Robert Tavernor is Emeritus Professor of Architecture and Urban Design, and the former Director of the Cities Programme. He studied architecture in London (BA and Dip. Arch with Distinction ), Rome ( Scholar in Architecture at the British School of Rome ), and at the University of Cambridge ( St John's College, PhD 1985). He has previously held chairs at Edinburgh and Bath: he was Forbes Professor of Architecture at the University of Edinburgh (1992-1995) and Professor of Architecture and Head of the Department of Architecture and Civil Engineering at the University of Bath (1995 - 2005). He has also held various visiting academic posts internationally, including: Visiting Professor at the University of California at Los Angeles (UCLA, 1998); European Union Visiting Scholar in Planning and Conservation at Texas A+M (2002), and Visiting Professor at the University of Sao Paulo, Brazil (2004).
Robert Tavernor is a member of RAE2008 sub-panel 30, Architecture and the Built Environment. He is a registered architect and a member of the Royal Institute of British Architects (since 1985). He has acted as chairman of international design juries. As a consultant architect and historian he provides architectural, heritage and urban planning advice to institutions, developers and architects in London.

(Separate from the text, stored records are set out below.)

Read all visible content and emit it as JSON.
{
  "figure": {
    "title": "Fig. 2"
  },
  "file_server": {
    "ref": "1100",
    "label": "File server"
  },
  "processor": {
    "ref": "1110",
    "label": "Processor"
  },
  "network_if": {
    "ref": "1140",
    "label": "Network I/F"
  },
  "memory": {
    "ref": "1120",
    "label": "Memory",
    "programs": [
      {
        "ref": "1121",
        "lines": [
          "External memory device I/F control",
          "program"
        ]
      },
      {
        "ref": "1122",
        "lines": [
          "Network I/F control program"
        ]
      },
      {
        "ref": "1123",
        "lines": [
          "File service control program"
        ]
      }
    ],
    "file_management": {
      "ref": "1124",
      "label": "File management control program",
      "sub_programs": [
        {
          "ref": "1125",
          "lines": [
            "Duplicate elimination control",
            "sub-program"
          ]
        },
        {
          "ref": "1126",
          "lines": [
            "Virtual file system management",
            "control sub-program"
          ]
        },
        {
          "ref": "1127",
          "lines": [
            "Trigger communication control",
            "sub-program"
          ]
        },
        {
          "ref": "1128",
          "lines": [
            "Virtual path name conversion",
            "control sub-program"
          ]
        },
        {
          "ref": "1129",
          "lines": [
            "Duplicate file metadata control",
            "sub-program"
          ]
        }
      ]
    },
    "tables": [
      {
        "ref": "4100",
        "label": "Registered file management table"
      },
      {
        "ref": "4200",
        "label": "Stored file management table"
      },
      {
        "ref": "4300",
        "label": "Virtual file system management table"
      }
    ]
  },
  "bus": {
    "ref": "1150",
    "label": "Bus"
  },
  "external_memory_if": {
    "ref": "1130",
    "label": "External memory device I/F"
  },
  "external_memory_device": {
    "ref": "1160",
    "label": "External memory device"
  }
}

His publications focus on the classical tradition of European architecture and cities, body and building, and on the urban development of London. They include Palladio and Palladianism (Thames and Hudson, 1991 - subsequently translated into Italian, Chinese, Korean), and On Alberti and the Art of Building (Yale UP, 1998). He co-edited and contributed an essay to Body and Building: Essays on the changing relation of Body to Architecture (The MIT Press, 2002), and is author of a parallel volume, Smoot's Ear: The Measure of Humanity (Yale UP, 2007). He is co-translator of two English translations of architectural treatises: Leon Battista Alberti's 16th century De re aedificatoria, as On the Art of Building in Ten Books, (The MIT Press, 1988); and Andrea Palladio's 17th century I quattro libri dell'architettura, as The Four Books on Architecture (The MIT Press, 1997). Currently, he is co-translating a new English edition of Vitruvius's Ten Books on Architecture for Penguin Classics. His essay, 'From Townscape to Skyscape', (The Architectural Review, March 2004) summarises his recent urban research on the visual impact of tall buildings in London.